The floor of the Rift, too, looks like it has been aerial-sprayed with herbicides. Every shrub is thorny and leafless and brown. The single tree visible across the whole expanse has only one scraggly bough bearing a few leaves.
We cross the flats heading seaward away from the Loch. Sabonis steers us towards a solitary butte of columnar basalt, separate from uplands. It overlooks a deep cove flanked on the Lethe side by a similar butte of knobby granite.
At the edge of the flats, we walk along a low bank of gravel that isolates the flats from a broad, rocky beach pounded by swells marching unhindered through the mouth of the inlet. Slabs of bubble-ridden lava rise up here and there to meet the waves with explosions of spray.
The mound affords a view down the length of the Loch. Wind ripples the marshes fringing its shore like the cilia of a giant Paramecium.
“Sixwing’s down the other end,” says Sabonis.
“A town of sorts,” says Sabonis. “That’s the good side of Lethe. Where a Squatter can have a decent existence if he wants. If you’re going to settle on the flats, leeward is the place to be.”
“Settle?” The idea grates at me. “I ain’t settling here. Not ever. I ain’t settling for this.”
“If there’s a way back. I’m going back.”
Sabonis grins. “That’s my girl. That’s what I want to hear. We’re a team now. I got the means and you got the intel. If Delgado thinks he’s got the market cornered on returns, he’s got another thing coming.”
“Boy,” I say.
“Ah, whatever,” says Sabonis.
I feel a thrill go through me whenever Sabonis mentions going back. I feel like someone in the first plunge of an addiction, fearful of the dealer but captured in the rapture of his drug. I just hope I can deliver on the intel part. I figure getting the hell off this island would be a start and the rest would come to me. I hope.

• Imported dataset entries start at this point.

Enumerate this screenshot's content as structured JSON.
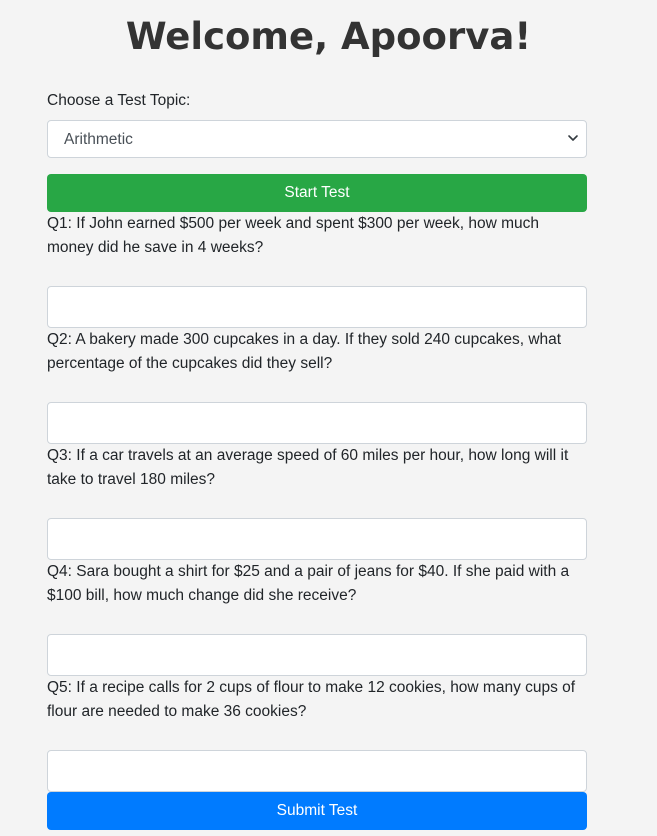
{
  "header": {
    "title": "Welcome, Apoorva!"
  },
  "topic": {
    "label": "Choose a Test Topic:",
    "selected": "Arithmetic"
  },
  "actions": {
    "start_label": "Start Test",
    "submit_label": "Submit Test"
  },
  "questions": [
    {
      "text": "Q1: If John earned $500 per week and spent $300 per week, how much money did he save in 4 weeks?",
      "answer": ""
    },
    {
      "text": "Q2: A bakery made 300 cupcakes in a day. If they sold 240 cupcakes, what percentage of the cupcakes did they sell?",
      "answer": ""
    },
    {
      "text": "Q3: If a car travels at an average speed of 60 miles per hour, how long will it take to travel 180 miles?",
      "answer": ""
    },
    {
      "text": "Q4: Sara bought a shirt for $25 and a pair of jeans for $40. If she paid with a $100 bill, how much change did she receive?",
      "answer": ""
    },
    {
      "text": "Q5: If a recipe calls for 2 cups of flour to make 12 cookies, how many cups of flour are needed to make 36 cookies?",
      "answer": ""
    }
  ],
  "icons": {
    "select_chevron": "chevron-down-icon"
  }
}
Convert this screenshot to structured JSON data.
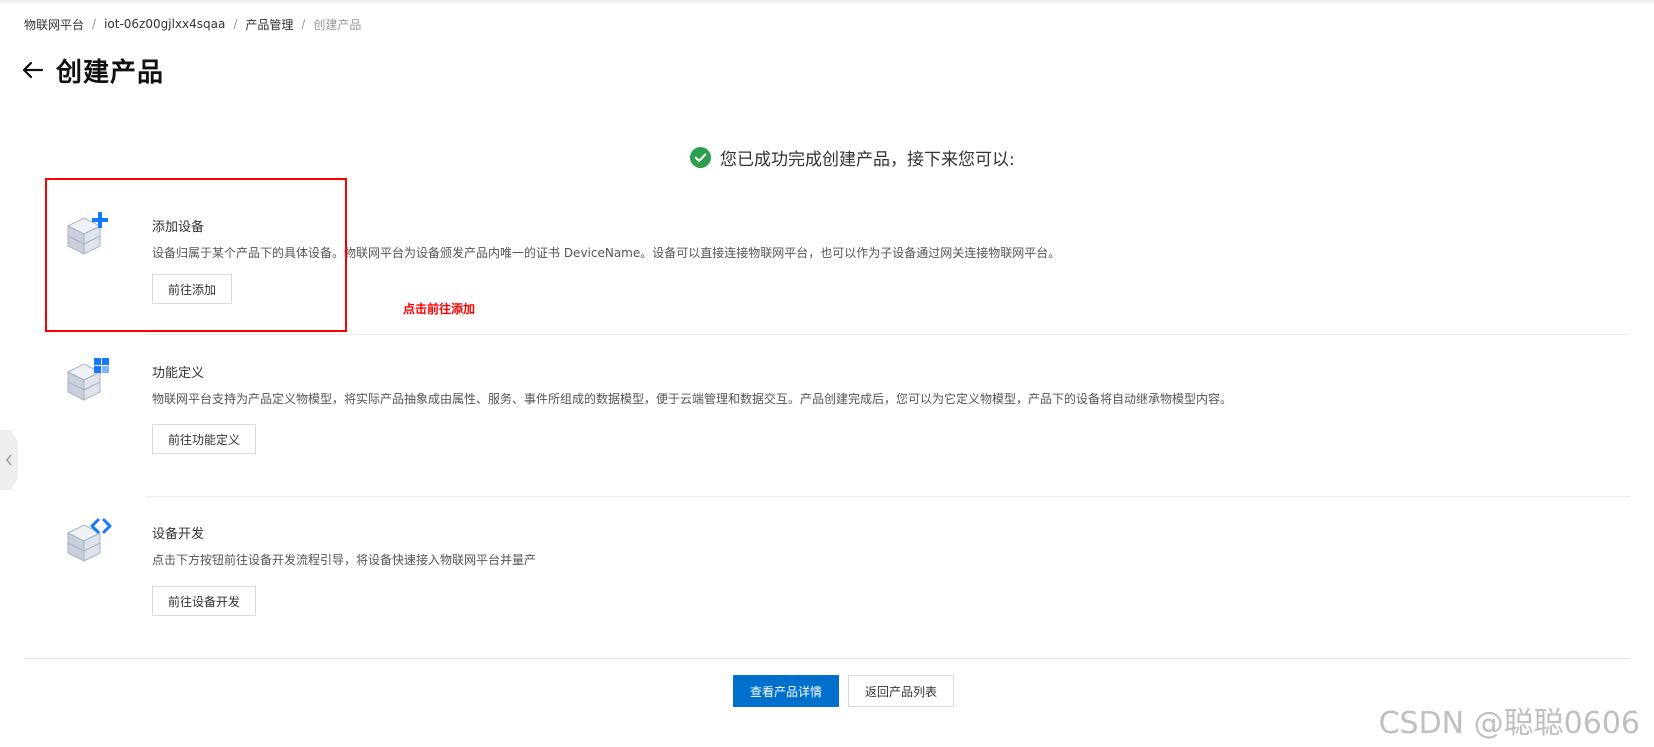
{
  "breadcrumb": {
    "items": [
      "物联网平台",
      "iot-06z00gjlxx4sqaa",
      "产品管理"
    ],
    "current": "创建产品",
    "separator": "/"
  },
  "page": {
    "title": "创建产品"
  },
  "success": {
    "message": "您已成功完成创建产品，接下来您可以:",
    "color": "#2e9e4f"
  },
  "steps": [
    {
      "title": "添加设备",
      "description": "设备归属于某个产品下的具体设备。物联网平台为设备颁发产品内唯一的证书 DeviceName。设备可以直接连接物联网平台，也可以作为子设备通过网关连接物联网平台。",
      "button": "前往添加",
      "icon": "cube-add-icon"
    },
    {
      "title": "功能定义",
      "description": "物联网平台支持为产品定义物模型，将实际产品抽象成由属性、服务、事件所组成的数据模型，便于云端管理和数据交互。产品创建完成后，您可以为它定义物模型，产品下的设备将自动继承物模型内容。",
      "button": "前往功能定义",
      "icon": "cube-grid-icon"
    },
    {
      "title": "设备开发",
      "description": "点击下方按钮前往设备开发流程引导，将设备快速接入物联网平台并量产",
      "button": "前往设备开发",
      "icon": "cube-code-icon"
    }
  ],
  "annotation": {
    "text": "点击前往添加",
    "color": "#ff0000"
  },
  "footer": {
    "primary_button": "查看产品详情",
    "secondary_button": "返回产品列表",
    "primary_color": "#0070cc"
  },
  "watermark": "CSDN @聪聪0606"
}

My eyes follow gullies that etch the Loch’s cindered shore, the curves of the volcanic slopes that leapt from the Rift, and across the smooth skin of the Loch and wind-scraped flats to the soaring, snaggle-toothed ridge that screens Mt. Abdiel from these wastes.Back down into the Rift, my gaze hooks on one of the outcrops that jut from the Rift floor like twisted shark fins. At the peak, forty feet up, a figure stands, diaphanous cloak flowing. She swoops down on us like a harpy.